The answer is that, believe it or not, people can see bullshit a mile off.  You can tell someone that your values are a, b and c but if you do x, y and z then x, y and z are your values.  Think about it, if someone tells you they are honest, and then they lie to you, what do you know their values are?  Just because they scribe “I am honest” into a little metal plaque doesn’t change the fact that they aren’t.

And the same is true of your values.  Most organisations SHOW different values to the ones they TELL applicants they have.

Take an example; you are applying for a role with a company that says they value innovation and cutting out bureaucracy.  You like these values.  You apply for a role online and they present you with a 1980’s style application form.  They ask you to manually write your address. Why?  Are they going to send you a letter?  Probably not. What they are SHOWING you is that they don’t value innovation because they are using a form that is a direct translation from an old paper form decades before and they are SHOWING you that bureaucracy rules over customer centric thinking. 

Take other examples; you TELL applicants you value service and excellence, your interviewers turn up unprepared and 5 minutes late for an interview.

You TELL people that you value respect, transparency and communication.  Your HR team don’t reply to any unsuccessful applicants and give minimal, vague interview feedback.

You TELL applicants that you value fun. There isn’t a single smile inducing element in your entire recruitment process.

The problem with all of the above is that all the people with the values you TELL them you value will go somewhere else.  You’ll end up having to hire the people with the values you SHOW.  And you know what?  Sure as eggs are eggs, that’s what your company values will become. 

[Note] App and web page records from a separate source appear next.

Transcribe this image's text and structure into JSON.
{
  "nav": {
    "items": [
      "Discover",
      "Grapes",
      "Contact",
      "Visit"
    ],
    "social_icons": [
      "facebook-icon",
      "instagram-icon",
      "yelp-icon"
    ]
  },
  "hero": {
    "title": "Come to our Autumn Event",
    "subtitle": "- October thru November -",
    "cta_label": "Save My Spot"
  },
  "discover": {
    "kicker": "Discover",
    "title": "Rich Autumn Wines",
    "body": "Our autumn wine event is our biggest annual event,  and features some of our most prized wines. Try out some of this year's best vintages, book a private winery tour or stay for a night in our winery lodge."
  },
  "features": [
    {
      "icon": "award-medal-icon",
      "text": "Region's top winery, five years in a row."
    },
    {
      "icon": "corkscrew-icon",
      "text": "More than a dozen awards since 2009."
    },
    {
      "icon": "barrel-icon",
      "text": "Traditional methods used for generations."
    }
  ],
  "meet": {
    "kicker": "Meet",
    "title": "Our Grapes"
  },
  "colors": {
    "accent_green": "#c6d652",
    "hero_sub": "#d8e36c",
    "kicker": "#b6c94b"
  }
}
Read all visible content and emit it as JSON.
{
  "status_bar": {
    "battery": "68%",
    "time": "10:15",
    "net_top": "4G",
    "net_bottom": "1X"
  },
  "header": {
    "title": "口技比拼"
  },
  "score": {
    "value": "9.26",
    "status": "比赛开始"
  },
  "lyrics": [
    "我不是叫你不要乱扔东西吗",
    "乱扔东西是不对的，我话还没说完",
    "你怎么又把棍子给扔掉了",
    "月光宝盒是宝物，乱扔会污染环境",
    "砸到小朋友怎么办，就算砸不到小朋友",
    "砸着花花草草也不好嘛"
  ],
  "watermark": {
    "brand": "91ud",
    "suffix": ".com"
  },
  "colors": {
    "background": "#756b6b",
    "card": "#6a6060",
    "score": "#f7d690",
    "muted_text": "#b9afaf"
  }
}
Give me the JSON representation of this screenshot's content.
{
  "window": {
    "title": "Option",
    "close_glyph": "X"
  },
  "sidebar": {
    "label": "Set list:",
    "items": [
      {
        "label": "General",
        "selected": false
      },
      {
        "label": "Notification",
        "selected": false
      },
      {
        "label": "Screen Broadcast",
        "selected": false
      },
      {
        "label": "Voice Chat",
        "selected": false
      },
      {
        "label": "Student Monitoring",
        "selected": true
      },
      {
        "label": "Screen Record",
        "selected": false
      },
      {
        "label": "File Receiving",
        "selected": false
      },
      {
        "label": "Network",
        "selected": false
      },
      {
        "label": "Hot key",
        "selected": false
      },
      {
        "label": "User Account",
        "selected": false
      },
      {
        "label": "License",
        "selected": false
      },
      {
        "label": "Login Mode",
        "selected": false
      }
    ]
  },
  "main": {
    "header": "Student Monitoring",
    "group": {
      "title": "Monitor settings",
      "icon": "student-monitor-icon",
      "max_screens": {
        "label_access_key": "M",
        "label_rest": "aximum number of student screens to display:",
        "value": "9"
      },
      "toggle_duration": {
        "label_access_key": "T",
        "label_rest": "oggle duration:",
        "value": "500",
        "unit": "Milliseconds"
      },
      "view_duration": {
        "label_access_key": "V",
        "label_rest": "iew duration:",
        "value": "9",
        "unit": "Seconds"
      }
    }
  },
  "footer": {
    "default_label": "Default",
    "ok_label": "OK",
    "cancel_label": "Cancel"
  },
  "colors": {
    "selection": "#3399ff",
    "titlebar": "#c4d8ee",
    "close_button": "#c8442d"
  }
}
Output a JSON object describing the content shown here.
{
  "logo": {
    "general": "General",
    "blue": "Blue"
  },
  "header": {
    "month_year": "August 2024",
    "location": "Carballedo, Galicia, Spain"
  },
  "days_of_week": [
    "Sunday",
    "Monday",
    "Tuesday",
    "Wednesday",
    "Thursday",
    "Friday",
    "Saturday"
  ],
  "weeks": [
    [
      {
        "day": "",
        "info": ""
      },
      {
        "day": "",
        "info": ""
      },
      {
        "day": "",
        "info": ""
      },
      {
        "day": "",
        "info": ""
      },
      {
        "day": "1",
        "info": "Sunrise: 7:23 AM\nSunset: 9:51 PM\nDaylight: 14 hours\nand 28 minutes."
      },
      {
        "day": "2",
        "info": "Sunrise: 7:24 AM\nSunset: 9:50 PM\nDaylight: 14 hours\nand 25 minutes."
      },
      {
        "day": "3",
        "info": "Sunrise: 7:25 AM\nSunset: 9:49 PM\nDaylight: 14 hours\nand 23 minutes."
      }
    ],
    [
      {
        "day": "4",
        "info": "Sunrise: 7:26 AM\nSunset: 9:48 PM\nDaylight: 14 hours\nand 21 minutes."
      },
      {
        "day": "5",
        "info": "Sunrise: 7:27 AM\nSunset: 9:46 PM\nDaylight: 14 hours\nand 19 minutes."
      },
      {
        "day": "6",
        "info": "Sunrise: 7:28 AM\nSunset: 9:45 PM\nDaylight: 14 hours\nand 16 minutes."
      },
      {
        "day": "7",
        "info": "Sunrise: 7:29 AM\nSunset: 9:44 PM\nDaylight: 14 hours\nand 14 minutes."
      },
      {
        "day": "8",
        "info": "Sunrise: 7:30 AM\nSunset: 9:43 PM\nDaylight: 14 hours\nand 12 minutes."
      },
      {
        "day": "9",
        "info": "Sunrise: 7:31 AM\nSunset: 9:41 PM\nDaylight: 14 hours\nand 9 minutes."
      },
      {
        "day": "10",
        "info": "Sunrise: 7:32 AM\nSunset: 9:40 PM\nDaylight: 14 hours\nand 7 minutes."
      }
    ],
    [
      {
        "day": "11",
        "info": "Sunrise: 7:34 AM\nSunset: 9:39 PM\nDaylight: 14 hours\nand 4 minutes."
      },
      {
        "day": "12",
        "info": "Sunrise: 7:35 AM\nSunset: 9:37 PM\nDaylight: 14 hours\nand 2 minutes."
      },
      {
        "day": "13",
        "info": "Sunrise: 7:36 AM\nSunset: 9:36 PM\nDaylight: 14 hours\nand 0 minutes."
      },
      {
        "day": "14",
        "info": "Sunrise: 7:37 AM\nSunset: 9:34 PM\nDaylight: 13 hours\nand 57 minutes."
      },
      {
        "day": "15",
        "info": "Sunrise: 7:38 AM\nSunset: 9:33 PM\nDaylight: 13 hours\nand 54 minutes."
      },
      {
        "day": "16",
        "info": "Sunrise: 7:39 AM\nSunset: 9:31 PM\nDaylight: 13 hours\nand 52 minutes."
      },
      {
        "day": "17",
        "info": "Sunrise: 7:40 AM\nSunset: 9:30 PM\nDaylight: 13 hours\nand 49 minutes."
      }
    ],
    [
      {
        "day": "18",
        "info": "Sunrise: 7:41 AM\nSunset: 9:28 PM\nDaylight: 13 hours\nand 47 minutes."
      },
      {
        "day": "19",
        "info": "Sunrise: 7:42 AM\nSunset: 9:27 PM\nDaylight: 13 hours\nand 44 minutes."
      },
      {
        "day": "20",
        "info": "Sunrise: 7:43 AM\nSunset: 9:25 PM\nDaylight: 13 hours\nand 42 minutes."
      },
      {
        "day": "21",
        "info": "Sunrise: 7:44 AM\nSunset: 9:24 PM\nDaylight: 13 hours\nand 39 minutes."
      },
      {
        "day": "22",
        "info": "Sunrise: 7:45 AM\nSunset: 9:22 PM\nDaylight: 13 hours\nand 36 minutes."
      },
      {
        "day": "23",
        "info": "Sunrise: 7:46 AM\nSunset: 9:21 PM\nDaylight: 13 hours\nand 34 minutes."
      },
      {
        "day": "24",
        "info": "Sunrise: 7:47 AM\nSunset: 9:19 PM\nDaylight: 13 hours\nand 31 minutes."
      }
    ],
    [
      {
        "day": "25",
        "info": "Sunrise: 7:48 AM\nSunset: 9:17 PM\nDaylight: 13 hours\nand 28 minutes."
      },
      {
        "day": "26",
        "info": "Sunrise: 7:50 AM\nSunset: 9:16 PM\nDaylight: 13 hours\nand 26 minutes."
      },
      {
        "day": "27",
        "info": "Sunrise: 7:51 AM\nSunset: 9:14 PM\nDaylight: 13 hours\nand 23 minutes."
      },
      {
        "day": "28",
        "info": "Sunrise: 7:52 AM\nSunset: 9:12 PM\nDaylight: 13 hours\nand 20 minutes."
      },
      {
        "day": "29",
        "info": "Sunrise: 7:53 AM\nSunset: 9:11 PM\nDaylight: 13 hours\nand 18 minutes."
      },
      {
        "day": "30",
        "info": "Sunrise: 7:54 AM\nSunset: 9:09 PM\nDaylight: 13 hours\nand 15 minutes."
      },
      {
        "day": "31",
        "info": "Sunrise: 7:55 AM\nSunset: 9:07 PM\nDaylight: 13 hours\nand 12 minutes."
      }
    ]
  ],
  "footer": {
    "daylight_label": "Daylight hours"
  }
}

Customer centric thinking, when applied to the employer brand experience allows you to control the values you are SHOWING applicants are important to you.  Treat your recruitment process – every touch point, every form, every word – as an exercise in making your values ooze. If applicants, who have never been told or seen your values, cant recite the exact words scribed on the plaques in reception just from going through your recruitment process then its failing. 

The cost of a mishire is immense. An organisations lifeblood is its people. Your people are your organization’s greatest asset.  We all know these (very true) clichés.  So spend some time, some money and some genuine innovation to present and SHOW a recruitment brand and a recruitment process that truly reflects who you are.

To paraphrase Maggie Thatcher, being a company with a strong set of values is like being a lady. If you have to TELL people you are, you aren’t. 

So this brings about some interesting questions:

  1. What if your true culture is what you are trying to change? How do you match your employer brand with your aspirational culture without creating a disillusioned workforce?
  2. How do you use the powerful marketing tools at your disposal but tailor them for employer branding?

Follow us on Linkedin to get the rest of this series or click ‘subscribe’ on this page.  Go on, you know you want to, it’ll be worth it honest. 

And why not check out part 1 in the series here.